Every time I make my way to the field at Yankee Stadium, whether it was the old place or the new Pinstriped Palace, I instantaneously turn into a kid again. I can’t help it. Doc Brown and the Delorean not necessary. It’s just how it is. I can’t help it. Didn’t I just say that? I know I’m a reporter, and a journalist, but when I interview Yankee legends it’s like a natural high. Look, when Reginald Martinez Jackson walks over and says he’ll answer a couple of questions, well then I just turn into a babbling mess. Like I said, I can’t help it, I’m a fan. I have been since I was a fetus. (My mother still has the ultrasound where they saw the interlocking NY on my forehead)
Of course, I’m kidding, but you get it, I’m a huge fan.
Okay, back to Reggie. The man hit three home runs in a single game in the World Series. He will always and forever be a part of Yankee lore, and here is a kid that grew up a Yankee fan in a small town called South River, New Jersey, on the field before a postseason game interviewing a Yankee legend. It’s going to affect me a little bit. Sorry if everything I learned in Broadcast Journalism goes out the window.
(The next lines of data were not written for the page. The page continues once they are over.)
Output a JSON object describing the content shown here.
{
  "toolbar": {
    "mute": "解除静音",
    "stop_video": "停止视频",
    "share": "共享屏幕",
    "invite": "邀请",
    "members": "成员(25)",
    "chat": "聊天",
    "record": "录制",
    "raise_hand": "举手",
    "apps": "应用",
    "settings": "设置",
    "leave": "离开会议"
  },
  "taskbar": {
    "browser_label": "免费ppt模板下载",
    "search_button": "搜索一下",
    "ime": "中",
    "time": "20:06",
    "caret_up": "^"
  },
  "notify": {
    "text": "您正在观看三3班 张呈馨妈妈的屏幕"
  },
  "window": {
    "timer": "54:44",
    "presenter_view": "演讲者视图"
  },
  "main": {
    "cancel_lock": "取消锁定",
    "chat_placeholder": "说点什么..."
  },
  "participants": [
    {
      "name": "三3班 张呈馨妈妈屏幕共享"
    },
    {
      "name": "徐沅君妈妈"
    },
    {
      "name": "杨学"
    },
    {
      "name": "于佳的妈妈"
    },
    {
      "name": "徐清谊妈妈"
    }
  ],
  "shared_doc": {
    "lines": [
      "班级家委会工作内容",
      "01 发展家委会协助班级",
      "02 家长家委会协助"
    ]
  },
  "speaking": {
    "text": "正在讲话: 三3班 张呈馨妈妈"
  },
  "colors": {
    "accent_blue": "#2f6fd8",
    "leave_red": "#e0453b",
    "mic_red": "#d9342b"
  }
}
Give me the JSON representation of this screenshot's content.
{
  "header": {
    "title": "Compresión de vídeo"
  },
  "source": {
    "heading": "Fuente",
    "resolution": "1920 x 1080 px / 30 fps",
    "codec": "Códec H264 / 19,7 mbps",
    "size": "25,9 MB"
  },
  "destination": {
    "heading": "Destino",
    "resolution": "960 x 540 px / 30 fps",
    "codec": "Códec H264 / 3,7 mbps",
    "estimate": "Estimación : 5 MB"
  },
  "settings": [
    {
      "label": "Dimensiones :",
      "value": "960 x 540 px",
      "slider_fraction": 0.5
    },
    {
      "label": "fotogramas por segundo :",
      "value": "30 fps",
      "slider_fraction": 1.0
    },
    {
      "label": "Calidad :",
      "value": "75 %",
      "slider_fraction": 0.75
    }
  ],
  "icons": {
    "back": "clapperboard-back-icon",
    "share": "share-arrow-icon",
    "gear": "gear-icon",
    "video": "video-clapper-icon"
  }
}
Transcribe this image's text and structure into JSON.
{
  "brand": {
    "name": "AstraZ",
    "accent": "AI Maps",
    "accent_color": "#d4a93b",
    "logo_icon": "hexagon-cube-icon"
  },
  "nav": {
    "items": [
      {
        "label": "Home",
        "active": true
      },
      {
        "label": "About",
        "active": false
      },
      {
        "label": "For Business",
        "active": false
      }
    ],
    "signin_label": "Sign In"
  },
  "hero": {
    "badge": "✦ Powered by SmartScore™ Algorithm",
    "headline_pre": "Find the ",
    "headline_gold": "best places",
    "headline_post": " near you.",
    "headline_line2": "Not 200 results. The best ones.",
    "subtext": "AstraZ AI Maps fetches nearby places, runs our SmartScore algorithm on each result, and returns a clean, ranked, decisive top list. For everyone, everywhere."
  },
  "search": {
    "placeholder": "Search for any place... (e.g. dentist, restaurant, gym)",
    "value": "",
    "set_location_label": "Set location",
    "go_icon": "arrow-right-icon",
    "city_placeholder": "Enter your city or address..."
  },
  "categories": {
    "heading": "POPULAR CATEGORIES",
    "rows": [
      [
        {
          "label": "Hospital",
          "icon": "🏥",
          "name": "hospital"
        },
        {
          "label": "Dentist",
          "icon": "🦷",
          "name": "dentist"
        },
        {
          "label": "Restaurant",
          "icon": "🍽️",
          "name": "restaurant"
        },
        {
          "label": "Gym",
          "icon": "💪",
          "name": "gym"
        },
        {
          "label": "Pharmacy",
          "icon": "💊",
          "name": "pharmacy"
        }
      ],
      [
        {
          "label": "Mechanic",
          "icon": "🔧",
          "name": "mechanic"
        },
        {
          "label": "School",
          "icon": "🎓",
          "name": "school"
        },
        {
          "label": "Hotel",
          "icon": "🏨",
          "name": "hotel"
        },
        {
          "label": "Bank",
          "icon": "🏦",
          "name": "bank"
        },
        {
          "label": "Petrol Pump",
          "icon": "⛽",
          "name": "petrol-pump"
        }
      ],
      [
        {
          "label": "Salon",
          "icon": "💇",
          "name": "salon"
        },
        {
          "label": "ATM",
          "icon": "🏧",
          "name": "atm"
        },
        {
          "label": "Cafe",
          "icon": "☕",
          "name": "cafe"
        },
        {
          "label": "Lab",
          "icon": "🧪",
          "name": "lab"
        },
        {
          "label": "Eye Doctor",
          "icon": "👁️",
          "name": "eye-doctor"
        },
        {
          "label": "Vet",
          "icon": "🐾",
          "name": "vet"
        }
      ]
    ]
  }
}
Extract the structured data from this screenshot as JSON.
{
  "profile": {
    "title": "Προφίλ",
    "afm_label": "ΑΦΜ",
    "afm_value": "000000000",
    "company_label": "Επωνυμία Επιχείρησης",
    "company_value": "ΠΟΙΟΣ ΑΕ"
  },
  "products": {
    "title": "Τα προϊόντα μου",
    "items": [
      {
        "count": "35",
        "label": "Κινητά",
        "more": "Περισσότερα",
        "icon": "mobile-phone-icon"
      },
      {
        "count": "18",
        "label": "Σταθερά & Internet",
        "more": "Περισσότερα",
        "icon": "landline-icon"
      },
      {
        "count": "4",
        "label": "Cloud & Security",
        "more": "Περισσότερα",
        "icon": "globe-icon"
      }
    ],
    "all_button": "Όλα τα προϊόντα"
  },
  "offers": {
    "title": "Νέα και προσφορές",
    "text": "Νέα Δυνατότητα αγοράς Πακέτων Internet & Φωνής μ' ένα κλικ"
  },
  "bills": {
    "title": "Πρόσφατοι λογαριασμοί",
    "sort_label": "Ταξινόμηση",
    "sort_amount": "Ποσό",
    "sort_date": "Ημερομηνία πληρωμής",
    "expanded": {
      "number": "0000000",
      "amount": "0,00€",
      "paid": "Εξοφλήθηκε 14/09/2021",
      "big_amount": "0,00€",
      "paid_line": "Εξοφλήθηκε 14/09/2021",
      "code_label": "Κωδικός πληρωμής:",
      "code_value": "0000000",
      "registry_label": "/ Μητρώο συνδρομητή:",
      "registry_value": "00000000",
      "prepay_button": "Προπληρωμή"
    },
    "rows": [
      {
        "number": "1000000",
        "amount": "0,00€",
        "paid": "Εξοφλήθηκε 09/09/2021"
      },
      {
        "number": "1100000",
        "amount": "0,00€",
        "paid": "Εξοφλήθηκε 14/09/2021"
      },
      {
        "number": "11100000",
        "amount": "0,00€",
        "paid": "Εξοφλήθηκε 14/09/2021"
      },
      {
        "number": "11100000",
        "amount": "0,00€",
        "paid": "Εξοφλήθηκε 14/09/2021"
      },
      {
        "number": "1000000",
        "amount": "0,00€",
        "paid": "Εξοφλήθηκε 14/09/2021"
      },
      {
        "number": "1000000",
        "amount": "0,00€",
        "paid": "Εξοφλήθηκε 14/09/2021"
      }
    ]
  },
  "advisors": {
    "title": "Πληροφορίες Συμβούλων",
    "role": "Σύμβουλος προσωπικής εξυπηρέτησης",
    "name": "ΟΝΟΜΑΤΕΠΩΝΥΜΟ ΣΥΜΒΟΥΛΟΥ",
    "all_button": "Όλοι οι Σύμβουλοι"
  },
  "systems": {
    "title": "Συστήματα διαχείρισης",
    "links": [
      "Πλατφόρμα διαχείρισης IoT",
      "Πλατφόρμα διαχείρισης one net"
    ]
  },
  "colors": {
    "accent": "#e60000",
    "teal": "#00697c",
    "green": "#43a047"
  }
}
Sometimes I have to jump back and pinch myself. I have a pretty cool job, I have to admit. Should I be a rabid fan when I do an interview? No. Should I be detatching myself from my fandom? Yes. I know that. But I can’t help myself. Everyone on my block dreamed that one day we would be a New York Yankee. Well, I am as close as anyone will ever be, they all live vicariously through me, and I’m loving every minute of it.